Output every record word for word.

* Dataset items *
***
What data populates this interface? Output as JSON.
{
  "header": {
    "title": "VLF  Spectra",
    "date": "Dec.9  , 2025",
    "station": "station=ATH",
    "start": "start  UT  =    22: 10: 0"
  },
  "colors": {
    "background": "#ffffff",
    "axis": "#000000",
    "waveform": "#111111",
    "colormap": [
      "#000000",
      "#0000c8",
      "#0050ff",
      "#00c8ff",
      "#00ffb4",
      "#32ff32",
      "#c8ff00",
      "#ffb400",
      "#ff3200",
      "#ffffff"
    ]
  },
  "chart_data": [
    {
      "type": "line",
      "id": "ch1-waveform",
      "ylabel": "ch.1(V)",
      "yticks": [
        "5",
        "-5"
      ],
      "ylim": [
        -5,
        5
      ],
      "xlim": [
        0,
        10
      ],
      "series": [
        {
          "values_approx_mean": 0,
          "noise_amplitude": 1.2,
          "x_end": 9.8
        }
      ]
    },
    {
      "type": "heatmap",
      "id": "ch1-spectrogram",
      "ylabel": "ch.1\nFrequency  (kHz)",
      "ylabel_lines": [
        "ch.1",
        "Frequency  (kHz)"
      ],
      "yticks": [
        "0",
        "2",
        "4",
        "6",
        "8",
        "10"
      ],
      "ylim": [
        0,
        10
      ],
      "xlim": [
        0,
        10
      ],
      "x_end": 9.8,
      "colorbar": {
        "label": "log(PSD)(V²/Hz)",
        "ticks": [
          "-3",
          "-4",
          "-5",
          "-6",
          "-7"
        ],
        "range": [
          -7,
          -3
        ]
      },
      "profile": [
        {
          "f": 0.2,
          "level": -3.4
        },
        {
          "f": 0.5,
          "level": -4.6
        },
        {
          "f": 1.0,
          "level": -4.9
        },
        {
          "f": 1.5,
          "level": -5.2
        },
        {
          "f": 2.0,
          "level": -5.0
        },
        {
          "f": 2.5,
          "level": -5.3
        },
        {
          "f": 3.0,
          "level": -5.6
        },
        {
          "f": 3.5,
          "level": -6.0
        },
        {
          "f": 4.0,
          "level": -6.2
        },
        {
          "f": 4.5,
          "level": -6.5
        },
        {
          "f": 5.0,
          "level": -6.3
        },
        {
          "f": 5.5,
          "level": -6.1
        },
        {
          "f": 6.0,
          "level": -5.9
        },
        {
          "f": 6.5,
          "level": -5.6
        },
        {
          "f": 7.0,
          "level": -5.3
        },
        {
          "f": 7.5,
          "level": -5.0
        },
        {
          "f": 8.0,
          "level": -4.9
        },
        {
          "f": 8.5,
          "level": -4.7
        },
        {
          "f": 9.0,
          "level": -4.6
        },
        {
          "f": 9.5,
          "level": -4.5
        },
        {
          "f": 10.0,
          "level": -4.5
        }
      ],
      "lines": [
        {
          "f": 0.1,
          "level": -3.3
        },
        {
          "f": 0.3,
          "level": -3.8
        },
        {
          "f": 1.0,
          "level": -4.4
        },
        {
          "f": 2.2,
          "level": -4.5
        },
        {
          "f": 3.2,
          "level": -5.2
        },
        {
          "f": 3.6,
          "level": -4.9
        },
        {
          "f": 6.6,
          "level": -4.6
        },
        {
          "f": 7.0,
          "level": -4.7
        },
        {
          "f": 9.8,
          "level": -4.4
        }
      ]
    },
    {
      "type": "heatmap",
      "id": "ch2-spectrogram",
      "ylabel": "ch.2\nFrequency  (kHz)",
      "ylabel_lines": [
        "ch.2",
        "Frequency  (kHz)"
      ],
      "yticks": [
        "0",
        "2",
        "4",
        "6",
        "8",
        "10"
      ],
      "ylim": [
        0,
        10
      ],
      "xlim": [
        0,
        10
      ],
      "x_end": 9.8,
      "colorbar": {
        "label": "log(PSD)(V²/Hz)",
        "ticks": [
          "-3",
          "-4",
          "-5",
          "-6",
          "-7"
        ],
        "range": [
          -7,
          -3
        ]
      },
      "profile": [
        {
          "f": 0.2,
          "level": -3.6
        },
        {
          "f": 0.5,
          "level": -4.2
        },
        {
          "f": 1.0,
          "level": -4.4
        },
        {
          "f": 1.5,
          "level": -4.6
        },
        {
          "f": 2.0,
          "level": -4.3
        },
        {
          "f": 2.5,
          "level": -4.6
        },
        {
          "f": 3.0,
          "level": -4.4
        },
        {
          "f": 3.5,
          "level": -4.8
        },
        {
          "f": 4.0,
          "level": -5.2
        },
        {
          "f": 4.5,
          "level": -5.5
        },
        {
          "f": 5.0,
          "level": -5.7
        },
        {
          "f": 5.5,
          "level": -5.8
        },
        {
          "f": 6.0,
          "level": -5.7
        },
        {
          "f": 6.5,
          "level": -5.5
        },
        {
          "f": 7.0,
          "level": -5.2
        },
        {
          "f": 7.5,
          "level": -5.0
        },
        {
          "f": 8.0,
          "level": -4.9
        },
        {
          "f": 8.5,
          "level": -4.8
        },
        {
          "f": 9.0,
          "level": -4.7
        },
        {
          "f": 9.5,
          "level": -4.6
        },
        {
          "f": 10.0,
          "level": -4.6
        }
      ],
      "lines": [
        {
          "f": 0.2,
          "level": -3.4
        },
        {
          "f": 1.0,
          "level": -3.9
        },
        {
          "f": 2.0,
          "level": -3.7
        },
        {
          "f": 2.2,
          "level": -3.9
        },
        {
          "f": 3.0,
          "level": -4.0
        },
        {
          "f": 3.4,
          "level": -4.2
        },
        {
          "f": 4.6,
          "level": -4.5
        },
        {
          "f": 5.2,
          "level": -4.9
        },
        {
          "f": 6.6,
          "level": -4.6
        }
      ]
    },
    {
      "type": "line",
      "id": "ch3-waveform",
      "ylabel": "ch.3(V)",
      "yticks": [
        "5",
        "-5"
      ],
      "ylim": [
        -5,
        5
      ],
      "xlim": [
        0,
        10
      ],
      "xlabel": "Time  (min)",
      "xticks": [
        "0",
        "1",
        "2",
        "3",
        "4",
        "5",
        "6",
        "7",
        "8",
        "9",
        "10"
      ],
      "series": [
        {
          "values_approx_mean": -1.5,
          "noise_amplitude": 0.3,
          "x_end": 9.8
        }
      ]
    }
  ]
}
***
* FINAL ANSWER *
What data populates this interface? Output as JSON.
{
  "header": {
    "title": "VLF  Spectra",
    "date": "Dec.9  , 2025",
    "station": "station=ATH",
    "start": "start  UT  =    22: 10: 0"
  },
  "colors": {
    "background": "#ffffff",
    "axis": "#000000",
    "waveform": "#111111",
    "colormap": [
      "#000000",
      "#0000c8",
      "#0050ff",
      "#00c8ff",
      "#00ffb4",
      "#32ff32",
      "#c8ff00",
      "#ffb400",
      "#ff3200",
      "#ffffff"
    ]
  },
  "chart_data": [
    {
      "type": "line",
      "id": "ch1-waveform",
      "ylabel": "ch.1(V)",
      "yticks": [
        "5",
        "-5"
      ],
      "ylim": [
        -5,
        5
      ],
      "xlim": [
        0,
        10
      ],
      "series": [
        {
          "values_approx_mean": 0,
          "noise_amplitude": 1.2,
          "x_end": 9.8
        }
      ]
    },
    {
      "type": "heatmap",
      "id": "ch1-spectrogram",
      "ylabel": "ch.1\nFrequency  (kHz)",
      "ylabel_lines": [
        "ch.1",
        "Frequency  (kHz)"
      ],
      "yticks": [
        "0",
        "2",
        "4",
        "6",
        "8",
        "10"
      ],
      "ylim": [
        0,
        10
      ],
      "xlim": [
        0,
        10
      ],
      "x_end": 9.8,
      "colorbar": {
        "label": "log(PSD)(V²/Hz)",
        "ticks": [
          "-3",
          "-4",
          "-5",
          "-6",
          "-7"
        ],
        "range": [
          -7,
          -3
        ]
      },
      "profile": [
        {
          "f": 0.2,
          "level": -3.4
        },
        {
          "f": 0.5,
          "level": -4.6
        },
        {
          "f": 1.0,
          "level": -4.9
        },
        {
          "f": 1.5,
          "level": -5.2
        },
        {
          "f": 2.0,
          "level": -5.0
        },
        {
          "f": 2.5,
          "level": -5.3
        },
        {
          "f": 3.0,
          "level": -5.6
        },
        {
          "f": 3.5,
          "level": -6.0
        },
        {
          "f": 4.0,
          "level": -6.2
        },
        {
          "f": 4.5,
          "level": -6.5
        },
        {
          "f": 5.0,
          "level": -6.3
        },
        {
          "f": 5.5,
          "level": -6.1
        },
        {
          "f": 6.0,
          "level": -5.9
        },
        {
          "f": 6.5,
          "level": -5.6
        },
        {
          "f": 7.0,
          "level": -5.3
        },
        {
          "f": 7.5,
          "level": -5.0
        },
        {
          "f": 8.0,
          "level": -4.9
        },
        {
          "f": 8.5,
          "level": -4.7
        },
        {
          "f": 9.0,
          "level": -4.6
        },
        {
          "f": 9.5,
          "level": -4.5
        },
        {
          "f": 10.0,
          "level": -4.5
        }
      ],
      "lines": [
        {
          "f": 0.1,
          "level": -3.3
        },
        {
          "f": 0.3,
          "level": -3.8
        },
        {
          "f": 1.0,
          "level": -4.4
        },
        {
          "f": 2.2,
          "level": -4.5
        },
        {
          "f": 3.2,
          "level": -5.2
        },
        {
          "f": 3.6,
          "level": -4.9
        },
        {
          "f": 6.6,
          "level": -4.6
        },
        {
          "f": 7.0,
          "level": -4.7
        },
        {
          "f": 9.8,
          "level": -4.4
        }
      ]
    },
    {
      "type": "heatmap",
      "id": "ch2-spectrogram",
      "ylabel": "ch.2\nFrequency  (kHz)",
      "ylabel_lines": [
        "ch.2",
        "Frequency  (kHz)"
      ],
      "yticks": [
        "0",
        "2",
        "4",
        "6",
        "8",
        "10"
      ],
      "ylim": [
        0,
        10
      ],
      "xlim": [
        0,
        10
      ],
      "x_end": 9.8,
      "colorbar": {
        "label": "log(PSD)(V²/Hz)",
        "ticks": [
          "-3",
          "-4",
          "-5",
          "-6",
          "-7"
        ],
        "range": [
          -7,
          -3
        ]
      },
      "profile": [
        {
          "f": 0.2,
          "level": -3.6
        },
        {
          "f": 0.5,
          "level": -4.2
        },
        {
          "f": 1.0,
          "level": -4.4
        },
        {
          "f": 1.5,
          "level": -4.6
        },
        {
          "f": 2.0,
          "level": -4.3
        },
        {
          "f": 2.5,
          "level": -4.6
        },
        {
          "f": 3.0,
          "level": -4.4
        },
        {
          "f": 3.5,
          "level": -4.8
        },
        {
          "f": 4.0,
          "level": -5.2
        },
        {
          "f": 4.5,
          "level": -5.5
        },
        {
          "f": 5.0,
          "level": -5.7
        },
        {
          "f": 5.5,
          "level": -5.8
        },
        {
          "f": 6.0,
          "level": -5.7
        },
        {
          "f": 6.5,
          "level": -5.5
        },
        {
          "f": 7.0,
          "level": -5.2
        },
        {
          "f": 7.5,
          "level": -5.0
        },
        {
          "f": 8.0,
          "level": -4.9
        },
        {
          "f": 8.5,
          "level": -4.8
        },
        {
          "f": 9.0,
          "level": -4.7
        },
        {
          "f": 9.5,
          "level": -4.6
        },
        {
          "f": 10.0,
          "level": -4.6
        }
      ],
      "lines": [
        {
          "f": 0.2,
          "level": -3.4
        },
        {
          "f": 1.0,
          "level": -3.9
        },
        {
          "f": 2.0,
          "level": -3.7
        },
        {
          "f": 2.2,
          "level": -3.9
        },
        {
          "f": 3.0,
          "level": -4.0
        },
        {
          "f": 3.4,
          "level": -4.2
        },
        {
          "f": 4.6,
          "level": -4.5
        },
        {
          "f": 5.2,
          "level": -4.9
        },
        {
          "f": 6.6,
          "level": -4.6
        }
      ]
    },
    {
      "type": "line",
      "id": "ch3-waveform",
      "ylabel": "ch.3(V)",
      "yticks": [
        "5",
        "-5"
      ],
      "ylim": [
        -5,
        5
      ],
      "xlim": [
        0,
        10
      ],
      "xlabel": "Time  (min)",
      "xticks": [
        "0",
        "1",
        "2",
        "3",
        "4",
        "5",
        "6",
        "7",
        "8",
        "9",
        "10"
      ],
      "series": [
        {
          "values_approx_mean": -1.5,
          "noise_amplitude": 0.3,
          "x_end": 9.8
        }
      ]
    }
  ]
}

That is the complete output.